The problem
Within the listing below, how many lines feature the word "Ödeme"? Reply with only that number.

===

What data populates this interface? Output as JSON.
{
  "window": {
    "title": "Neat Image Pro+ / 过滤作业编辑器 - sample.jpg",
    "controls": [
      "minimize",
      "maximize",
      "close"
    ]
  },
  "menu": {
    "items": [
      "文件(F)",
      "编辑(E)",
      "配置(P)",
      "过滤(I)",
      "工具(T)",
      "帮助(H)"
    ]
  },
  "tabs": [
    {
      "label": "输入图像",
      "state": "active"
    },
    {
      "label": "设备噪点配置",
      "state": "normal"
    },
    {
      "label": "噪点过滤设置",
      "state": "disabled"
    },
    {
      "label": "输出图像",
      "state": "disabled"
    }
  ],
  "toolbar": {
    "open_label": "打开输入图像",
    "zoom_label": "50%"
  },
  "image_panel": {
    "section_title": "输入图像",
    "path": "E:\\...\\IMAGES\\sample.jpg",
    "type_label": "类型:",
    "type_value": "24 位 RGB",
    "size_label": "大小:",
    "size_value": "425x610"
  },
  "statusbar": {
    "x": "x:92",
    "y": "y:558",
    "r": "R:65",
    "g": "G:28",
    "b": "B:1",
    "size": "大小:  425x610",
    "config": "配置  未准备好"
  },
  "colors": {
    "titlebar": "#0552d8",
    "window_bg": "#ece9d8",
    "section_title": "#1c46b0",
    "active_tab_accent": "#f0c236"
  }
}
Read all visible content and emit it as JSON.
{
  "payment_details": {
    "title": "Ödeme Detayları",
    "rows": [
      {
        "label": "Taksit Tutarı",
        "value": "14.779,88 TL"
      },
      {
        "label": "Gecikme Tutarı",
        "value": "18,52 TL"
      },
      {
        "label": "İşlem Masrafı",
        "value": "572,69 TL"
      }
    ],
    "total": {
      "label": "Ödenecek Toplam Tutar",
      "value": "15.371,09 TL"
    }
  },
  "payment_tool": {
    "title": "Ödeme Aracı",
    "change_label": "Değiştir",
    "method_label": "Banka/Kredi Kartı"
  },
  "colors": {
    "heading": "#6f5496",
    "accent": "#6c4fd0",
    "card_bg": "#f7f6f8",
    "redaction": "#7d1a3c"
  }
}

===

Your solution
2